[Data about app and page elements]

((

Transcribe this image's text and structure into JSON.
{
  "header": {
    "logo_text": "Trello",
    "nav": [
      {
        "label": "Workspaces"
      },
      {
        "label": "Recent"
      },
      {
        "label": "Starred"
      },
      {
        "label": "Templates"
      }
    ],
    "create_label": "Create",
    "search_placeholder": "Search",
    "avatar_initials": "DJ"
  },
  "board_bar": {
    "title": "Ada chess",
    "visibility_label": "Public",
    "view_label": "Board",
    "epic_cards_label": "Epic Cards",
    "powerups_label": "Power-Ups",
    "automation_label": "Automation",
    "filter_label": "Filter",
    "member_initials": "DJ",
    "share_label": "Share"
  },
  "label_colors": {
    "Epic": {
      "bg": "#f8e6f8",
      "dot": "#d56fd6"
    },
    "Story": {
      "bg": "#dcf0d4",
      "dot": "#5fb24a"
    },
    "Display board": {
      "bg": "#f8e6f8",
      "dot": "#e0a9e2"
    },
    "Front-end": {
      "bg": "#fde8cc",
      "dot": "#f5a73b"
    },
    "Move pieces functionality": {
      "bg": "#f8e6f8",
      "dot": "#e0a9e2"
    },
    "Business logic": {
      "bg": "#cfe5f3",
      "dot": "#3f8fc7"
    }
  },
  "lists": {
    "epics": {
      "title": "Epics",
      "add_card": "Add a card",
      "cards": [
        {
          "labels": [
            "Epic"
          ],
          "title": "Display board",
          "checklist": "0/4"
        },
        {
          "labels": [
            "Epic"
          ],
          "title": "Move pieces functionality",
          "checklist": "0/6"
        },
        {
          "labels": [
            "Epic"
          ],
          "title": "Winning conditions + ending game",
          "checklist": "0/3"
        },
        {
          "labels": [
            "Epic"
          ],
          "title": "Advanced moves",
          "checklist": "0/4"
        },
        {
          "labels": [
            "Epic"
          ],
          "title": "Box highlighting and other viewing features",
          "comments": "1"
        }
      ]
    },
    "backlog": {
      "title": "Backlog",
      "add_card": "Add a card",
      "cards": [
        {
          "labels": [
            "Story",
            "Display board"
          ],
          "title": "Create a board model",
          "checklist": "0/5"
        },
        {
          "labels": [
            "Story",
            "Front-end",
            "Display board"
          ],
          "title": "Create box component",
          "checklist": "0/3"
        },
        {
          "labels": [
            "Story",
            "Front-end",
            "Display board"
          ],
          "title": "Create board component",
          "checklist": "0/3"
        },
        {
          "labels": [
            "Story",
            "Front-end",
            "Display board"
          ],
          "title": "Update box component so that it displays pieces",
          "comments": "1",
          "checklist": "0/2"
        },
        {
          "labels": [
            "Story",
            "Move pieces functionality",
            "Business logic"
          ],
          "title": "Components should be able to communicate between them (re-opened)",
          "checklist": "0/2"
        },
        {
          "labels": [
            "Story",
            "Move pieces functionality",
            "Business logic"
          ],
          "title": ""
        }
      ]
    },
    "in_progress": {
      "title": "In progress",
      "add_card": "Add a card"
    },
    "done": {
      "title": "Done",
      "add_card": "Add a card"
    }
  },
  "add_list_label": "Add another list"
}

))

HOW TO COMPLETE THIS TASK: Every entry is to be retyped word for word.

FINAL ANSWER:
Transcribe this image's text and structure into JSON.
{
  "header": {
    "logo_text": "Trello",
    "nav": [
      {
        "label": "Workspaces"
      },
      {
        "label": "Recent"
      },
      {
        "label": "Starred"
      },
      {
        "label": "Templates"
      }
    ],
    "create_label": "Create",
    "search_placeholder": "Search",
    "avatar_initials": "DJ"
  },
  "board_bar": {
    "title": "Ada chess",
    "visibility_label": "Public",
    "view_label": "Board",
    "epic_cards_label": "Epic Cards",
    "powerups_label": "Power-Ups",
    "automation_label": "Automation",
    "filter_label": "Filter",
    "member_initials": "DJ",
    "share_label": "Share"
  },
  "label_colors": {
    "Epic": {
      "bg": "#f8e6f8",
      "dot": "#d56fd6"
    },
    "Story": {
      "bg": "#dcf0d4",
      "dot": "#5fb24a"
    },
    "Display board": {
      "bg": "#f8e6f8",
      "dot": "#e0a9e2"
    },
    "Front-end": {
      "bg": "#fde8cc",
      "dot": "#f5a73b"
    },
    "Move pieces functionality": {
      "bg": "#f8e6f8",
      "dot": "#e0a9e2"
    },
    "Business logic": {
      "bg": "#cfe5f3",
      "dot": "#3f8fc7"
    }
  },
  "lists": {
    "epics": {
      "title": "Epics",
      "add_card": "Add a card",
      "cards": [
        {
          "labels": [
            "Epic"
          ],
          "title": "Display board",
          "checklist": "0/4"
        },
        {
          "labels": [
            "Epic"
          ],
          "title": "Move pieces functionality",
          "checklist": "0/6"
        },
        {
          "labels": [
            "Epic"
          ],
          "title": "Winning conditions + ending game",
          "checklist": "0/3"
        },
        {
          "labels": [
            "Epic"
          ],
          "title": "Advanced moves",
          "checklist": "0/4"
        },
        {
          "labels": [
            "Epic"
          ],
          "title": "Box highlighting and other viewing features",
          "comments": "1"
        }
      ]
    },
    "backlog": {
      "title": "Backlog",
      "add_card": "Add a card",
      "cards": [
        {
          "labels": [
            "Story",
            "Display board"
          ],
          "title": "Create a board model",
          "checklist": "0/5"
        },
        {
          "labels": [
            "Story",
            "Front-end",
            "Display board"
          ],
          "title": "Create box component",
          "checklist": "0/3"
        },
        {
          "labels": [
            "Story",
            "Front-end",
            "Display board"
          ],
          "title": "Create board component",
          "checklist": "0/3"
        },
        {
          "labels": [
            "Story",
            "Front-end",
            "Display board"
          ],
          "title": "Update box component so that it displays pieces",
          "comments": "1",
          "checklist": "0/2"
        },
        {
          "labels": [
            "Story",
            "Move pieces functionality",
            "Business logic"
          ],
          "title": "Components should be able to communicate between them (re-opened)",
          "checklist": "0/2"
        },
        {
          "labels": [
            "Story",
            "Move pieces functionality",
            "Business logic"
          ],
          "title": ""
        }
      ]
    },
    "in_progress": {
      "title": "In progress",
      "add_card": "Add a card"
    },
    "done": {
      "title": "Done",
      "add_card": "Add a card"
    }
  },
  "add_list_label": "Add another list"
}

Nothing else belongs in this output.